The executives of the airline Ryanair reject statements made in a study by Icelandic and Danish scientists that it had been justifiable to impose an aviation ban when the glacier/volcano Eyjafjallajökull erupted last year.
The eruption in Eyjafjallajökull. Photo by Bjarni Brynjólfsson.
According to the study, published in Proceedings of the National Academy of Sciences, concerns for air transport were “well grounded,” as stated on Air & Business Travel News.
The study said: “The particles of explosive ash that reached Europe in the jet stream were especially sharp and abrasive over their entire size range, from submillimeter to tens of nanometers.”
As the “unusually fine-grained ash particles” were “very sharp and hard,” aircraft were at risk of abrasion to their windows and body, and melting in jet engines.
Ryanair’s Head of Communications Stephen McNamara called these statements “nonsensical,” claiming there had been “no evidence of volcanic ash, but lots of evidence of scientific bungling and regulatory mismanagement.”

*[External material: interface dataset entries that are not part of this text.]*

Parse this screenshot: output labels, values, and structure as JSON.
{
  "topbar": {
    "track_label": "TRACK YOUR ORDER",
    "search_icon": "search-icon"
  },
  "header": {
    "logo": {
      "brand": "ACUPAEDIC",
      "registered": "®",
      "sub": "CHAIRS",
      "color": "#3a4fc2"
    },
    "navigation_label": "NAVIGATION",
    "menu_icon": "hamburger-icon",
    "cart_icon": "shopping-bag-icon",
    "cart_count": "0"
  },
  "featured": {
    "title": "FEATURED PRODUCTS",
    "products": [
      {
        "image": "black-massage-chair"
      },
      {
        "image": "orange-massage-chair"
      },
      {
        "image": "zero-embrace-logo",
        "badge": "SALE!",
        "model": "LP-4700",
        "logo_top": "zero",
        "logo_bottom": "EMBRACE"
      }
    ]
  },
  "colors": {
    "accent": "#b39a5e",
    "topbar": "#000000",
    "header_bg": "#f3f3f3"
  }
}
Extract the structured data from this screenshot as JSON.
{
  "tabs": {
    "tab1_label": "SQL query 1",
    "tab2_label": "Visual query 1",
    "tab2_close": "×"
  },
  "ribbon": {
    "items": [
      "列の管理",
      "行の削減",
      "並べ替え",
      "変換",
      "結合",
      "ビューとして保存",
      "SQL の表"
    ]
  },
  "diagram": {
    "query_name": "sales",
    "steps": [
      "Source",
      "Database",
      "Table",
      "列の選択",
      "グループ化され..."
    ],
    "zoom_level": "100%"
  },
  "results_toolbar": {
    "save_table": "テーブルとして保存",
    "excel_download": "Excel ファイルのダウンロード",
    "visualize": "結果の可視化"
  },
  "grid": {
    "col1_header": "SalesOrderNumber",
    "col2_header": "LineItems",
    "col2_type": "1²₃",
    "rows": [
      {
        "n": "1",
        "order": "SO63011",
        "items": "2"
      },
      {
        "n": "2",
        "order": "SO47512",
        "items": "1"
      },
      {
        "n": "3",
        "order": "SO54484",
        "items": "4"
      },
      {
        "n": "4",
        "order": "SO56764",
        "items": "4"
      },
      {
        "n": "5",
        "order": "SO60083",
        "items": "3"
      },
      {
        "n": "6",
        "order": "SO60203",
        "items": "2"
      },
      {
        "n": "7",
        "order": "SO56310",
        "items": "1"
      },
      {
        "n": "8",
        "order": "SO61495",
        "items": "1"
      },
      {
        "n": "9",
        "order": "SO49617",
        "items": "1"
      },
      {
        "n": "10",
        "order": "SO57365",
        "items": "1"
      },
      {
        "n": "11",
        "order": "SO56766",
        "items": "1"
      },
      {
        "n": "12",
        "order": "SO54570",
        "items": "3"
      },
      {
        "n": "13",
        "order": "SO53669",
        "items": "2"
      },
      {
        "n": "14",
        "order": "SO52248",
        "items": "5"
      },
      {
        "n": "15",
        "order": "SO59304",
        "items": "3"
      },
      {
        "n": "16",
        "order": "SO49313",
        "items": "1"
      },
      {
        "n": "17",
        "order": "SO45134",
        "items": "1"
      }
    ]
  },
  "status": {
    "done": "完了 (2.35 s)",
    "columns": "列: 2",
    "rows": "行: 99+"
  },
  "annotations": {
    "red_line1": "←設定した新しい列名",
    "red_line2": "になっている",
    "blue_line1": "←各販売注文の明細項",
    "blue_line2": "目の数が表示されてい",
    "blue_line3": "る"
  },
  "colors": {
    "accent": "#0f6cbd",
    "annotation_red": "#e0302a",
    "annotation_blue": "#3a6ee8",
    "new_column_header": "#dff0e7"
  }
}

“This report was clearly designed to cover the embarrassment of these bungling scientists and the regulators who completely cocked up and mismanaged the closure of much of Europe’s airspace during April and May 2010 when there was no threat to air safety anywhere except over Iceland,” he added.
Click here to read more about the study.